Number Crunching: What to Make of Leeds’ Preseason Odds

26 Jul 2021 06:49 am, by YorkshireSquare


The odds for the Premier League season basically come out the moment the previous season’s title is decided. In fact, the race is on between bookmakers to be the brand to get the odds out first. Why? Because it’s a PR exercise, as the markets being released will get picked up tabloid newspapers and fanzines and published as news.

Nevertheless, all major bookies have their odds ready for the new season, and we wanted to take a look at how they position Leeds. The idea is not to promote betting on Leeds, but, rather, see where the bookies’ have placed the team and muse as to whether it’s a fair reflection. Odds are averaged from a range of bookmakers, not a particular betting firm.

Of course, things could change between now and when the transfer window shuts.

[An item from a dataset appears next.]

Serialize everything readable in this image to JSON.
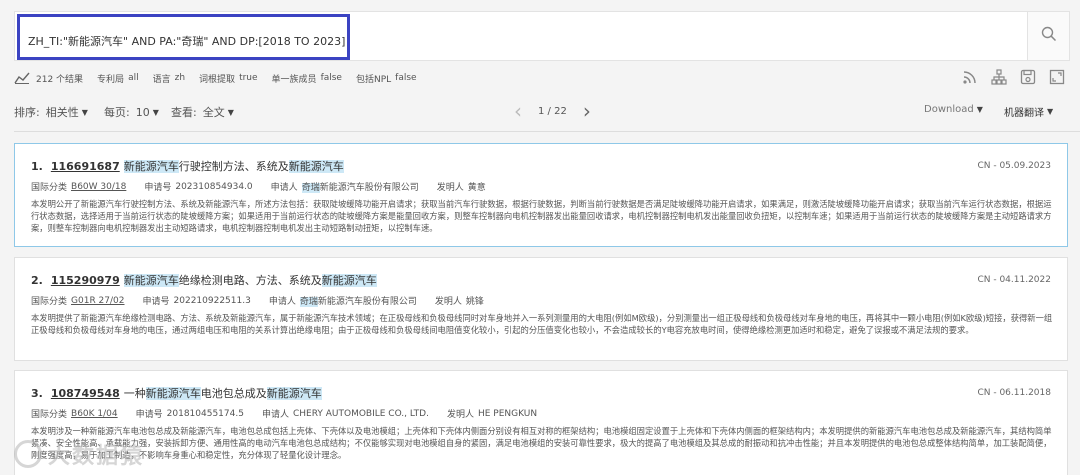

Leeds have already clinched a couple of deals, including the arrival of Junior Firpo from Barcelona and Jack Harrison making his loan move from Man City a permanent one. But Leeds’ odds can also be impacted by moves from other clubs. Anyway, the point is to take the odds here with the caveat that they could change.

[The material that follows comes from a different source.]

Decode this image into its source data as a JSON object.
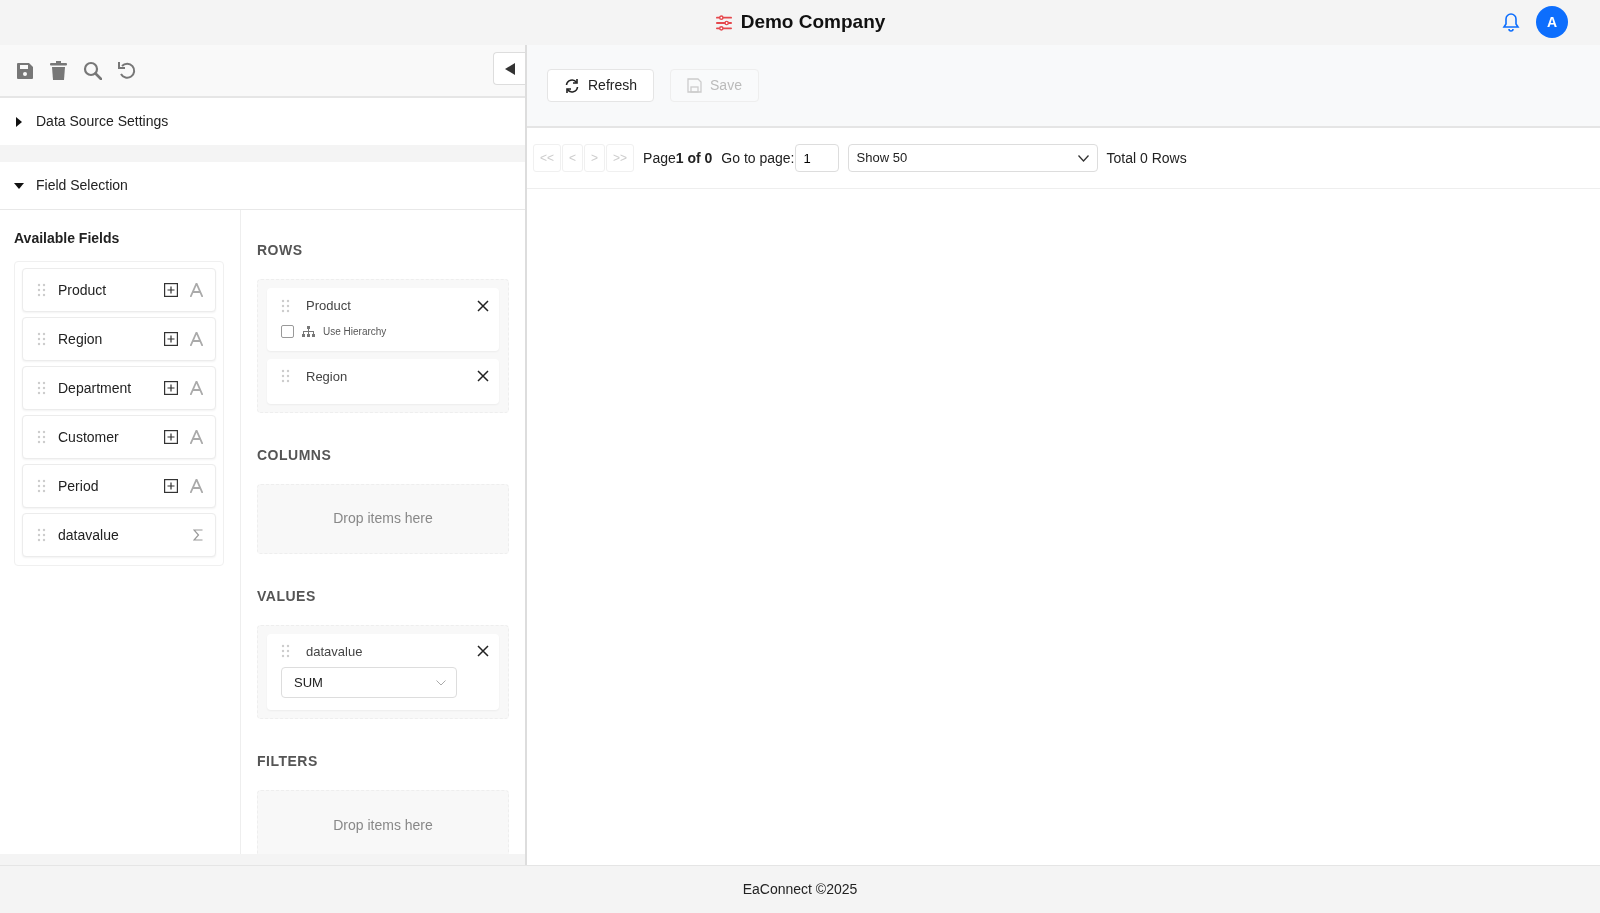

Leeds 9th in Premier League Outright

Leeds average price to win the Premier League is somewhere around the 150/1 mark. So, the club is not quite in Leicester 2016 territory, but not exactly likely to win. We know that, right? But what’s important here for Leeds is where they are positioned – 9th favourites on average, behind the Big 6 clubs plus Everton and Leicester. Is that fair? It does seem like a fair assessment – on paper. Moreover, it’s also worth pointing out that some bookmakers prefer Leeds over Everton.

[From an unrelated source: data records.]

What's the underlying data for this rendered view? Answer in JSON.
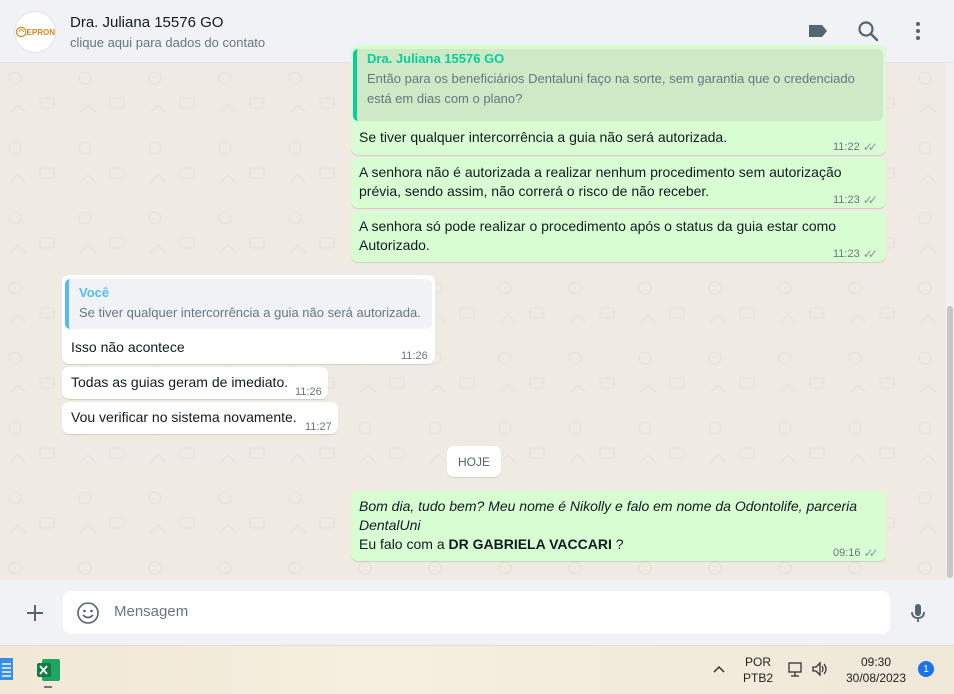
{
  "header": {
    "avatar_text": "EPRON",
    "contact_name": "Dra. Juliana 15576 GO",
    "contact_subtitle": "clique aqui para dados do contato",
    "icons": [
      "label-icon",
      "search-icon",
      "more-vertical-icon"
    ]
  },
  "messages": {
    "m1": {
      "quote_author": "Dra. Juliana 15576 GO",
      "quote_text": "Então para os beneficiários Dentaluni faço na sorte, sem garantia que o credenciado está em dias com o plano?",
      "text": "Se tiver qualquer intercorrência a guia não será autorizada.",
      "time": "11:22"
    },
    "m2": {
      "text": "A senhora não é autorizada a realizar nenhum procedimento sem autorização prévia, sendo assim, não correrá o risco de não receber.",
      "time": "11:23"
    },
    "m3": {
      "text": "A senhora só pode realizar o procedimento após o status da guia estar como Autorizado.",
      "time": "11:23"
    },
    "m4": {
      "quote_author": "Você",
      "quote_text": "Se tiver qualquer intercorrência a guia não será autorizada.",
      "text": "Isso não acontece",
      "time": "11:26"
    },
    "m5": {
      "text": "Todas as guias geram de imediato.",
      "time": "11:26"
    },
    "m6": {
      "text": "Vou verificar no sistema novamente.",
      "time": "11:27"
    },
    "date_chip": "HOJE",
    "m7": {
      "line1": "Bom dia, tudo bem? Meu nome é Nikolly e falo em nome da Odontolife, parceria DentalUni",
      "line2_prefix": "Eu falo com a ",
      "line2_bold": "DR GABRIELA VACCARI",
      "line2_suffix": " ?",
      "time": "09:16"
    }
  },
  "composer": {
    "placeholder": "Mensagem",
    "icons": [
      "plus-icon",
      "emoji-icon",
      "microphone-icon"
    ]
  },
  "taskbar": {
    "lang_top": "POR",
    "lang_bottom": "PTB2",
    "time": "09:30",
    "date": "30/08/2023",
    "notifications": "1"
  },
  "colors": {
    "outgoing": "#d9fdd3",
    "incoming": "#ffffff",
    "accent": "#06cf9c"
  }
}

We say “on paper” because the bookies tend to deal in what we call structured data. In short, Leeds are where they are in the odds as that’s where the stats say they should be, not least because they finished 9th last year. But, guess what? The bookies are often wrong. How many bookmakers had West Ham finishing 5th in the Premier League this time last year? And, if you want to see how bad experts can be, take a look at Lawro’s predictions – the BBC pundit had Leeds finishing on 73pts last season, 30 pts ahead of West Ham.


Stats say little about emotional impact

And fans might take into consideration unstructured data when making predictions about the new season. For instance, the ill-feeling around the appointment of Rafa Benitez at Everton looks like it could blow up if the Spaniard does not hit the ground running. Similarly, the Harry Kane saga looks like a problem for Spurs.

And what to say about Leeds’ unstructured data? The team, as we know, is one of the most difficult to pigeonhole in world football. Back in March, Bobbie Jackson, who writes for the MansionBet football blog, wrote an article titled, “Leeds Looking to end luckless road run”. The piece previewed the then-upcoming game against Fulham (19th March), and Jackson seemed bemused – as most football journalists are – at Leeds all-or-nothing performances. He rightly tipped Leeds for the win despite the team having a two-month away win drought, and the team kicked on from there and duly finished the season with some brilliant away results, including victory at the Etihad.

The point is that Leeds’ unstructured data – the unquantifiable stuff – is the team’s propensity for ripping up the formbook: Unbeaten against City home and away last season; lost to Brighton home and away; got smashed at home by Leicester but returned the favour at the King Power. If you are a Leeds fan, you know all this, of course. But how do bookmakers make sense of it?





When you read the previews for Leeds’ season as opening day approaches, you will inevitably see pundits call for more consistency from Bielsa’s side in the 2021/22 campaign. That’s easier said than done, of course. Moreover, if you really crunch the numbers, you’ll see that Leeds’ results last year were more consistent than the team is commonly given credit for – 8 wins and two losses from 10 matches against the bottom five clubs; 2 wins, 4 draws and 4 defeats against the top five clubs. That’s indicative of a club that is not as gung-ho as commonly presented in the media. Indeed, all five of Leeds’ draws last season were against Big Six clubs, and three of those were 0-0s. Leeds still played the ‘Bielsa way’ in those games, but there was a doggedness, too.

In the end, 9th in the odds seems about right for Leeds – as it stands. But we see things turn on their head every season as the campaign gets underway. Leeds open up with games against Manchester United (A), Everton (H) and Burnley (A) – three terribly hard games to call, particularly as the Euros will impact some teams’ preparedness for the start of the new season. Where will Leeds be after that? Your guess is as good as mine, but it might be considerably better than the bookmakers’.